In order to be successful in cultivating salubrious, verdant Cannabis during this time of heightened contaminants, it is imperative to be able to assess exactly what impurities may be lingering, and may have beset the crop. Producing Cannabis that is healthful and desirable has been a great challenge among the myriad other factors influencing the world. As a facet of Integrated Pest Management, testing plants for such compounds that could harm those that consume the material is imperative. The results of analyses like CannaSafe’s Heavy Metals and Foreign Materials tests inform this nature of the crop, and its suitability for human consumption as well as other uses like composting and similar processes. As a hyperaccumulator of heavy metals that is known for its bioaccumulation and bioremediation capacity in that realm (4), there is incentive to conduct such tests to maintain the safety of the end product under these current environmental contexts.

About the Author

Matthew Gates

Matthew Gates

Born and raised in San Diego, California, Matthew is an Integrated Pest Management Specialist that provides a multidomain holistic ecological perspective to planning and implementing pest mitigation strategy for the past 10 years as Zenthanol Consulting. Focusing on Cannabis for most of this time, Matthew provides advice on a number of related topics of cultivation on his science science-communication YouTube channel Zenthanol as well as Instagram and Twitter (@Synchangel) sharing useful pest prevention and curative strategies alongside academically-sourced information.

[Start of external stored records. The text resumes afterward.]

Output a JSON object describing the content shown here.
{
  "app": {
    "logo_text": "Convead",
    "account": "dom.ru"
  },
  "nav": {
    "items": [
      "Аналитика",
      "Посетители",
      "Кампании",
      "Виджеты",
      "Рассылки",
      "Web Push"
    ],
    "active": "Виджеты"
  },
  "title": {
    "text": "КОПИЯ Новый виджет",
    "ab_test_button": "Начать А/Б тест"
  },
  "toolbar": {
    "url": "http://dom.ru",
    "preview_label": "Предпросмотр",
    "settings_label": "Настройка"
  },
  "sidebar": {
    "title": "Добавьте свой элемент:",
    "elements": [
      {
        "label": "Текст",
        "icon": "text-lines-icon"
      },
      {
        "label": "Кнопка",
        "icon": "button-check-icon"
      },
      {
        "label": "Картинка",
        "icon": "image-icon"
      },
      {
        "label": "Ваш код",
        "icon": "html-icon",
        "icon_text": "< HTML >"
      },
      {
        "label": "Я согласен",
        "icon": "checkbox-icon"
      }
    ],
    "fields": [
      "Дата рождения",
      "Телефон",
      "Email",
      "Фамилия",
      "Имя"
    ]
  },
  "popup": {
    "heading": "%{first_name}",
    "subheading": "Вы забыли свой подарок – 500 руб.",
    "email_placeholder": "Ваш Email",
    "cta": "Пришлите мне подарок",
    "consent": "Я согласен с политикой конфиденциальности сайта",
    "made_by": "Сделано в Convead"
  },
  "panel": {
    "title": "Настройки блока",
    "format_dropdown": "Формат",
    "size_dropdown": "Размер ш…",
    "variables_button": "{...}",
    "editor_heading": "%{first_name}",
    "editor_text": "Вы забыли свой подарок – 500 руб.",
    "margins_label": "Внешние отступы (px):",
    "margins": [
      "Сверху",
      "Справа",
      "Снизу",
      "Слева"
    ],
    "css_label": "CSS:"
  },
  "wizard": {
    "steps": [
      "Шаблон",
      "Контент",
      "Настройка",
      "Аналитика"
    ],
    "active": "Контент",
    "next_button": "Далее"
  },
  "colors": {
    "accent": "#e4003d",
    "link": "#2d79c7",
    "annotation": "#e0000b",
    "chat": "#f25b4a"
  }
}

Matthew is an advisory board member of the Cannabis Horticultural Association based in Humboldt, and regularly travels across the USA to evaluate cultivation sites for improved readiness against biosecurity threats. He has written articles for magazines such as Terpenes and Testing and 1000 Watts, is cited as a contributing editor in Ed Rosenthal’s “Marijuana Garden Saver: A field guide to identifying and correcting cannabis problems” and has written a chapter about Integrated Pest Management in Cannabis for the upcoming agricultural book, “Biopesticides in Organic Farming: Recent Advances”. Additionally, he has spoken about rare and newly documented pests in the Cannabis cultivation industry, as well as novel treatments, using hundreds of academic sources composed in a personal database.